If a line in the listing below includes the string "best", pull it out.

GIVEN ENTRIES:
--------------------

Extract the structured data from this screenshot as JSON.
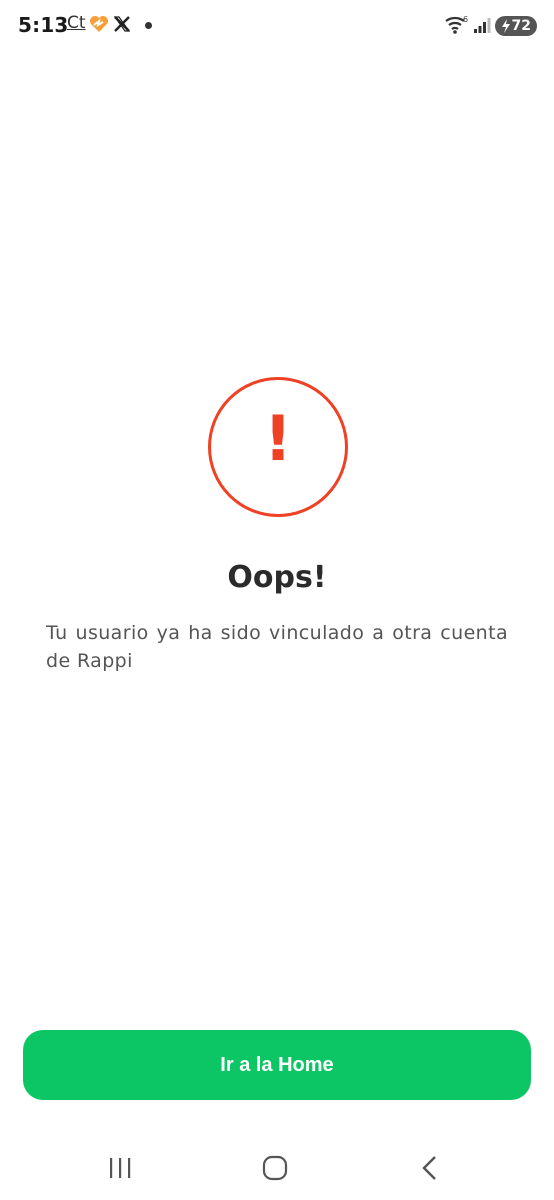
{
  "status_bar": {
    "time": "5:13",
    "ct_label": "Ct",
    "network_type": "6",
    "battery_level": "72",
    "icons": [
      "ct-icon",
      "heart-icon",
      "x-icon",
      "notification-dot-icon",
      "wifi-icon",
      "signal-icon",
      "battery-icon"
    ]
  },
  "alert": {
    "icon": "exclamation-icon",
    "mark": "!",
    "color": "#ef4123"
  },
  "title": "Oops!",
  "message": "Tu usuario ya ha sido vinculado a otra cuenta de Rappi",
  "button": {
    "label": "Ir a la Home",
    "color": "#0cc665"
  },
  "nav_bar": {
    "icons": [
      "recent-apps-icon",
      "home-icon",
      "back-icon"
    ]
  }
}
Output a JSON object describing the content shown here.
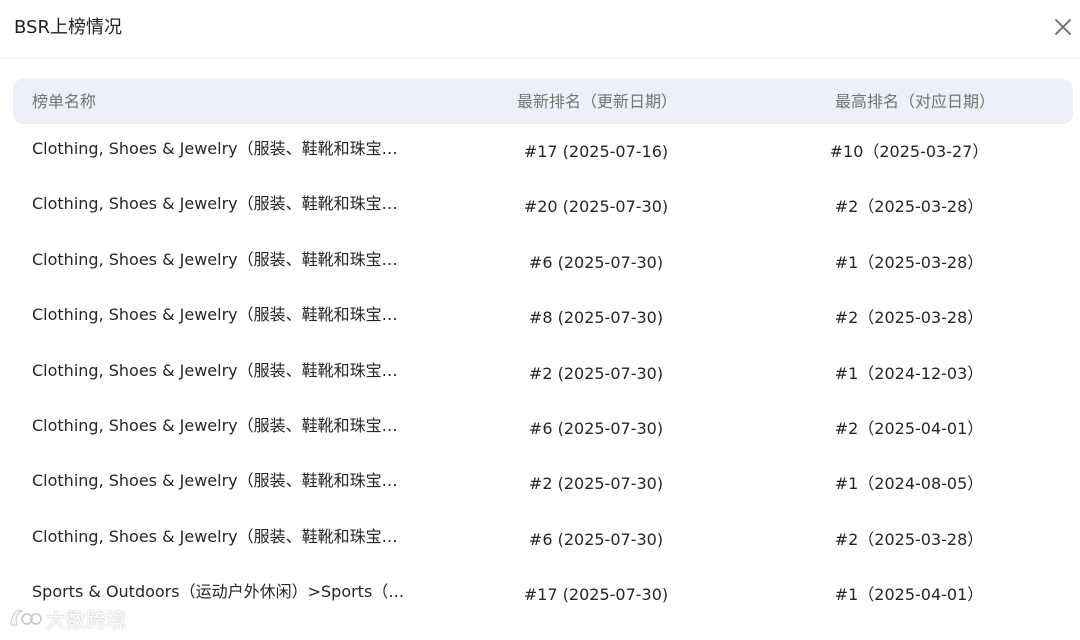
{
  "dialog": {
    "title": "BSR上榜情况",
    "close_icon": "close-icon"
  },
  "table": {
    "headers": {
      "name": "榜单名称",
      "latest": "最新排名（更新日期）",
      "best": "最高排名（对应日期）"
    },
    "rows": [
      {
        "name": "Clothing, Shoes & Jewelry（服装、鞋靴和珠宝饰品）",
        "latest": "#17 (2025-07-16)",
        "best": "#10（2025-03-27）"
      },
      {
        "name": "Clothing, Shoes & Jewelry（服装、鞋靴和珠宝饰品...",
        "latest": "#20 (2025-07-30)",
        "best": "#2（2025-03-28）"
      },
      {
        "name": "Clothing, Shoes & Jewelry（服装、鞋靴和珠宝饰品...",
        "latest": "#6 (2025-07-30)",
        "best": "#1（2025-03-28）"
      },
      {
        "name": "Clothing, Shoes & Jewelry（服装、鞋靴和珠宝饰品...",
        "latest": "#8 (2025-07-30)",
        "best": "#2（2025-03-28）"
      },
      {
        "name": "Clothing, Shoes & Jewelry（服装、鞋靴和珠宝饰品...",
        "latest": "#2 (2025-07-30)",
        "best": "#1（2024-12-03）"
      },
      {
        "name": "Clothing, Shoes & Jewelry（服装、鞋靴和珠宝饰品...",
        "latest": "#6 (2025-07-30)",
        "best": "#2（2025-04-01）"
      },
      {
        "name": "Clothing, Shoes & Jewelry（服装、鞋靴和珠宝饰品...",
        "latest": "#2 (2025-07-30)",
        "best": "#1（2024-08-05）"
      },
      {
        "name": "Clothing, Shoes & Jewelry（服装、鞋靴和珠宝饰品...",
        "latest": "#6 (2025-07-30)",
        "best": "#2（2025-03-28）"
      },
      {
        "name": "Sports & Outdoors（运动户外休闲）>Sports（运动...",
        "latest": "#17 (2025-07-30)",
        "best": "#1（2025-04-01）"
      }
    ]
  },
  "watermark": {
    "text": "大数跨境"
  }
}
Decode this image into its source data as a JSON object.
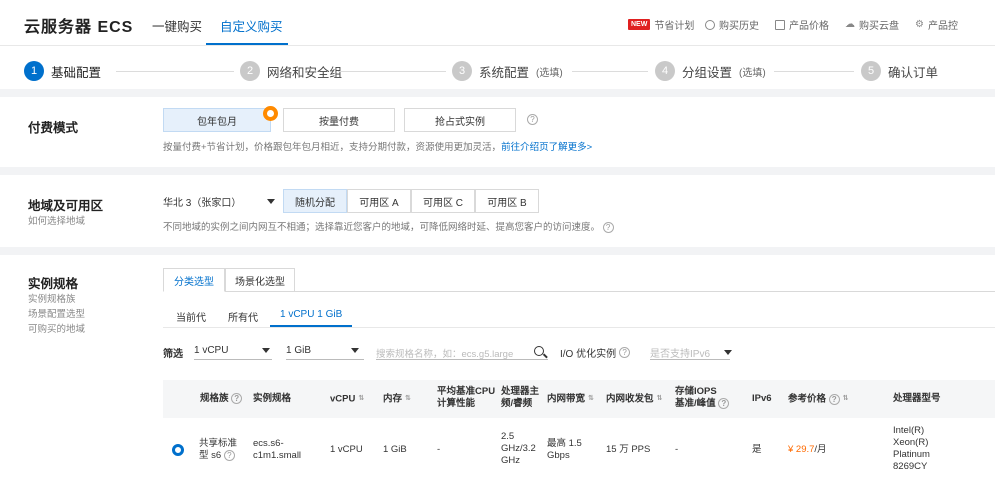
{
  "header": {
    "brand": "云服务器 ECS",
    "tabs": [
      "一键购买",
      "自定义购买"
    ],
    "links": {
      "new_badge": "NEW",
      "savings_plan": "节省计划",
      "purchase_history": "购买历史",
      "product_price": "产品价格",
      "buy_disk": "购买云盘",
      "product_more": "产品控"
    }
  },
  "steps": [
    {
      "num": "1",
      "label": "基础配置",
      "optional": ""
    },
    {
      "num": "2",
      "label": "网络和安全组",
      "optional": ""
    },
    {
      "num": "3",
      "label": "系统配置",
      "optional": "(选填)"
    },
    {
      "num": "4",
      "label": "分组设置",
      "optional": "(选填)"
    },
    {
      "num": "5",
      "label": "确认订单",
      "optional": ""
    }
  ],
  "billing": {
    "title": "付费模式",
    "options": [
      "包年包月",
      "按量付费",
      "抢占式实例"
    ],
    "hint": "按量付费+节省计划，价格跟包年包月相近，支持分期付款，资源使用更加灵活，",
    "hint_link": "前往介绍页了解更多>"
  },
  "region": {
    "title": "地域及可用区",
    "sub": "如何选择地域",
    "selected_region": "华北 3（张家口）",
    "zones": [
      "随机分配",
      "可用区 A",
      "可用区 C",
      "可用区 B"
    ],
    "hint": "不同地域的实例之间内网互不相通；选择靠近您客户的地域，可降低网络时延、提高您客户的访问速度。"
  },
  "spec": {
    "title": "实例规格",
    "subs": [
      "实例规格族",
      "场景配置选型",
      "可购买的地域"
    ],
    "tabs": [
      "分类选型",
      "场景化选型"
    ],
    "subtabs": [
      "当前代",
      "所有代",
      "1 vCPU 1 GiB"
    ],
    "filter": {
      "label": "筛选",
      "vcpu": "1 vCPU",
      "mem": "1 GiB",
      "search_placeholder": "搜索规格名称，如：ecs.g5.large",
      "io_opt": "I/O 优化实例",
      "ipv6_placeholder": "是否支持IPv6"
    },
    "table": {
      "headers": {
        "family": "规格族",
        "spec": "实例规格",
        "vcpu": "vCPU",
        "mem": "内存",
        "baseline1": "平均基准CPU",
        "baseline2": "计算性能",
        "cpu_freq1": "处理器主",
        "cpu_freq2": "频/睿频",
        "bandwidth": "内网带宽",
        "pps": "内网收发包",
        "iops1": "存储IOPS",
        "iops2": "基准/峰值",
        "ipv6": "IPv6",
        "price": "参考价格",
        "model": "处理器型号"
      },
      "row": {
        "family1": "共享标准",
        "family2": "型 s6",
        "spec1": "ecs.s6-",
        "spec2": "c1m1.small",
        "vcpu": "1 vCPU",
        "mem": "1 GiB",
        "baseline": "-",
        "freq1": "2.5",
        "freq2": "GHz/3.2",
        "freq3": "GHz",
        "bw1": "最高 1.5",
        "bw2": "Gbps",
        "pps": "15 万 PPS",
        "iops": "-",
        "ipv6": "是",
        "price": "¥ 29.7",
        "price_unit": "/月",
        "model1": "Intel(R)",
        "model2": "Xeon(R)",
        "model3": "Platinum",
        "model4": "8269CY"
      }
    }
  },
  "colors": {
    "accent": "#0070cc",
    "price": "#ff6a00",
    "badge": "#ff8a00"
  }
}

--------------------

SOLUTION TO THIS TASK:
      "best": "最高排名（对应日期）"
        "best": "#10（2025-03-27）"
        "best": "#2（2025-03-28）"
        "best": "#1（2025-03-28）"
        "best": "#2（2025-03-28）"
        "best": "#1（2024-12-03）"
        "best": "#2（2025-04-01）"
        "best": "#1（2024-08-05）"
        "best": "#2（2025-03-28）"
        "best": "#1（2025-04-01）"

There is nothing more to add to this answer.